- Ingestion rate (flavour): this rate corresponds to the amount of the analyzed food consumed by the animal divided by the total amount of food consumed;
- Consumption rate (smell, texture, taste): it represents the preference that one population of animals shows for a formula compared to the others.
In the case of swine and aquaculture, poorly palatable feeds have a very negative effect on business profitability, resulting in animals with poor performance and development.
For swine, it is necessary to avoid protein sources that contain antinutritional factors, such as tannins, glucosinolates, and glycoalkaloids. It is also necessary to decrease the level of organic acids, responsible for a considerable drop in palatability.
For fish such as tilapia, some vegetable protein sources have already been reported in some in vivo studies to decrease palatability, negatively affecting the animals’ weight gain. This result was observed in studies with different parts of cassava added as ingredients in aqua feed.

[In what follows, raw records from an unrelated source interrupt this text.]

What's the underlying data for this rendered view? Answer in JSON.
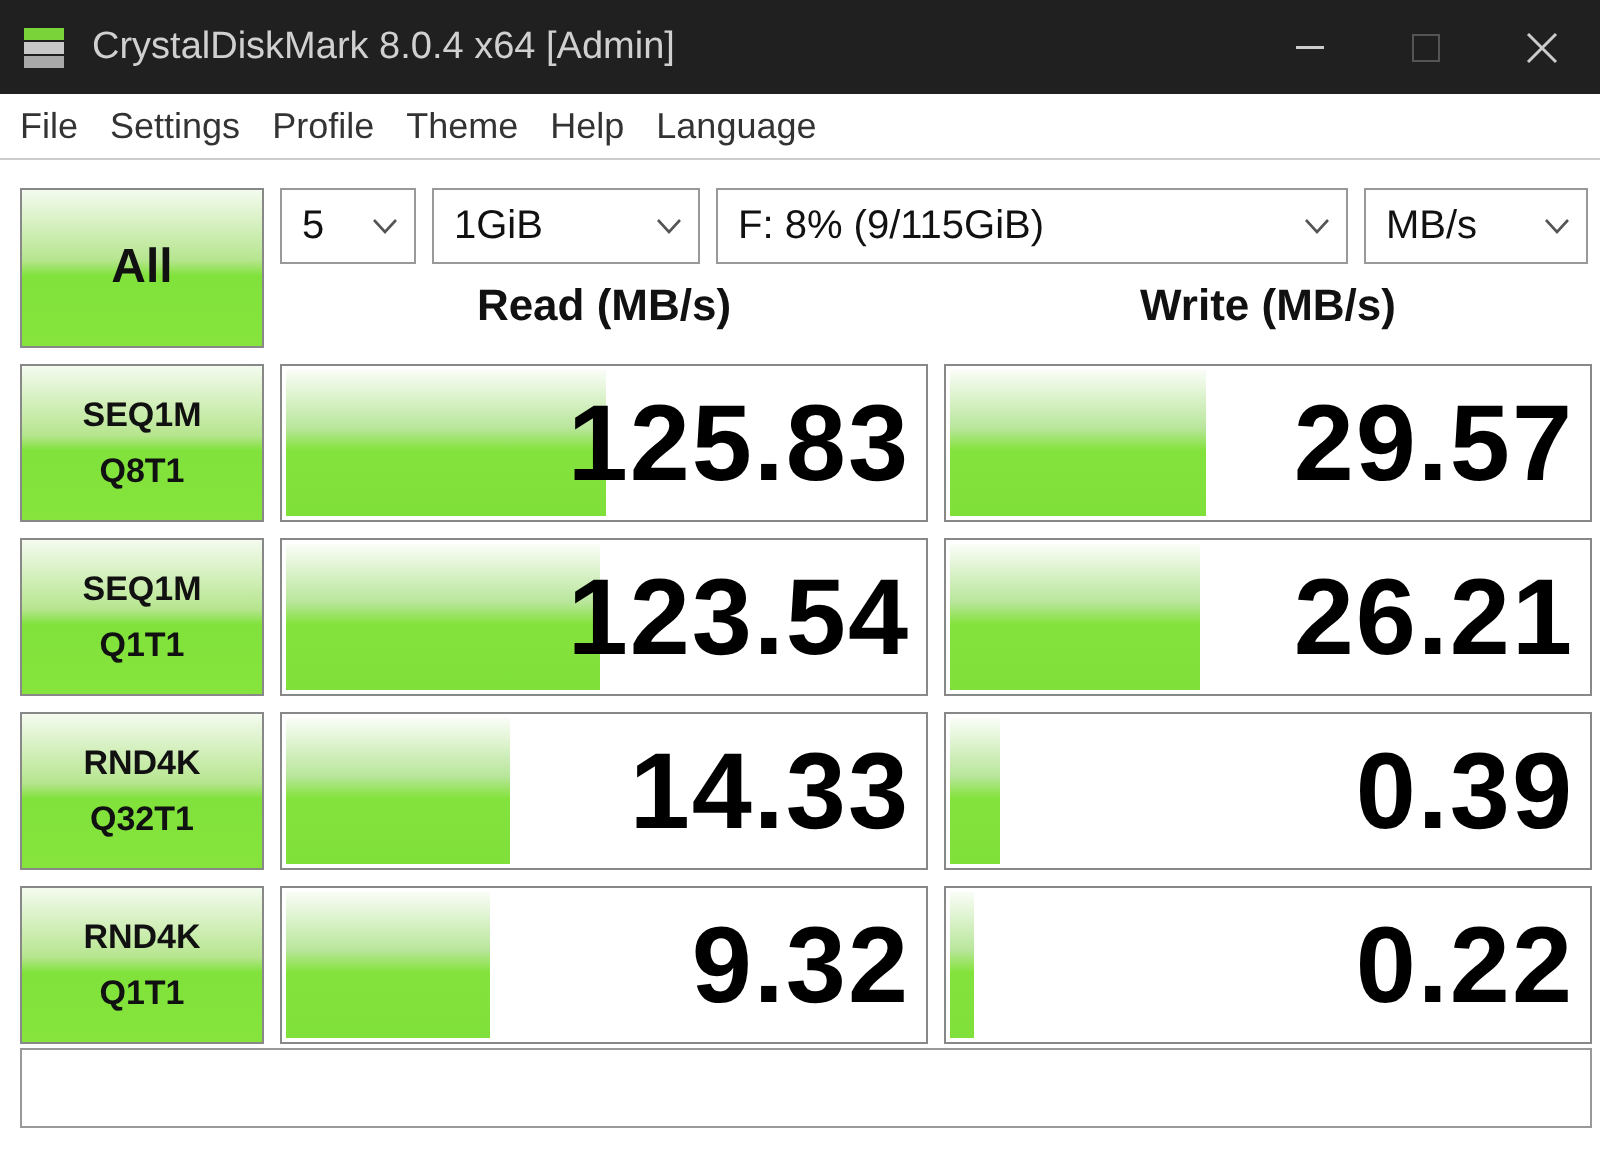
{
  "window": {
    "title": "CrystalDiskMark 8.0.4 x64 [Admin]"
  },
  "menu": [
    "File",
    "Settings",
    "Profile",
    "Theme",
    "Help",
    "Language"
  ],
  "all_button": "All",
  "selects": [
    {
      "kind": "count",
      "value": "5"
    },
    {
      "kind": "size",
      "value": "1GiB"
    },
    {
      "kind": "drive",
      "value": "F: 8% (9/115GiB)"
    },
    {
      "kind": "unit",
      "value": "MB/s"
    }
  ],
  "headers": {
    "read": "Read (MB/s)",
    "write": "Write (MB/s)"
  },
  "tests": [
    {
      "line1": "SEQ1M",
      "line2": "Q8T1",
      "read": {
        "value": "125.83",
        "level": 0.51
      },
      "write": {
        "value": "29.57",
        "level": 0.41
      }
    },
    {
      "line1": "SEQ1M",
      "line2": "Q1T1",
      "read": {
        "value": "123.54",
        "level": 0.5
      },
      "write": {
        "value": "26.21",
        "level": 0.4
      }
    },
    {
      "line1": "RND4K",
      "line2": "Q32T1",
      "read": {
        "value": "14.33",
        "level": 0.36
      },
      "write": {
        "value": "0.39",
        "level": 0.09
      }
    },
    {
      "line1": "RND4K",
      "line2": "Q1T1",
      "read": {
        "value": "9.32",
        "level": 0.33
      },
      "write": {
        "value": "0.22",
        "level": 0.05
      }
    }
  ]
}
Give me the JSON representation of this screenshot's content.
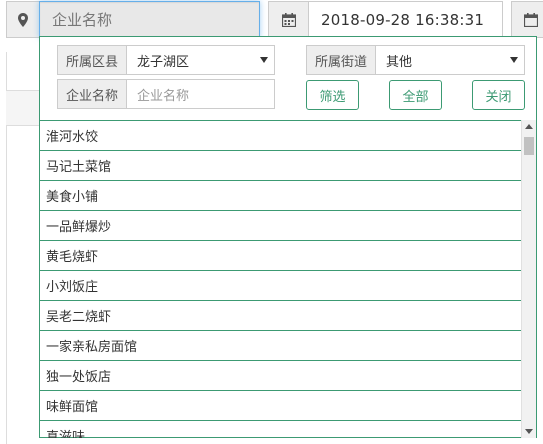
{
  "top_bar": {
    "search_placeholder": "企业名称",
    "datetime": "2018-09-28 16:38:31",
    "icons": {
      "location": "map-marker-icon",
      "calendar": "calendar-icon"
    }
  },
  "dropdown": {
    "district": {
      "label": "所属区县",
      "value": "龙子湖区"
    },
    "street": {
      "label": "所属街道",
      "value": "其他"
    },
    "company": {
      "label": "企业名称",
      "placeholder": "企业名称"
    },
    "buttons": {
      "filter": "筛选",
      "all": "全部",
      "close": "关闭"
    },
    "items": [
      "淮河水饺",
      "马记土菜馆",
      "美食小铺",
      "一品鲜爆炒",
      "黄毛烧虾",
      "小刘饭庄",
      "吴老二烧虾",
      "一家亲私房面馆",
      "独一处饭店",
      "味鲜面馆",
      "真滋味"
    ]
  },
  "colors": {
    "accent": "#3c9a73",
    "focus": "#66afe9"
  }
}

On the other hand, hydrolyzed proteins produced from raw material of animal origin, such as chicken protein hydrolysate, have pleasant palatability and absence of anti-nutritional factors. These characteristics make, in addition to all the nutritional potential, the diets added with hydrolyzed protein to be attractive to animals, contributing to an improvement in performance.
Being fundamental parts of animal nutrition, in the most varied species, proteins and amino acids must be present in the diet in a balanced and biologically active way, always paying attention to the issue of essential and limiting amino acids.
In order to fulfill this requirement and produce beneficial effects on the development of animals, good protein sources need to be used as ingredients. In this scenario, hydrolyzed proteins, especially chicken protein hydrolysate, are produced by enzymatic hydrolysis from by-products of the agribusiness.
In addition to a high index of digestibility and palatability, the chicken protein hydrolysate can present bioactive peptides that fulfill essential functions in the animal organism, keeping them healthy and free from problems related to growth and the immune system. As well as adding value to industry co-products, reducing the possibility of waste and environmental risk.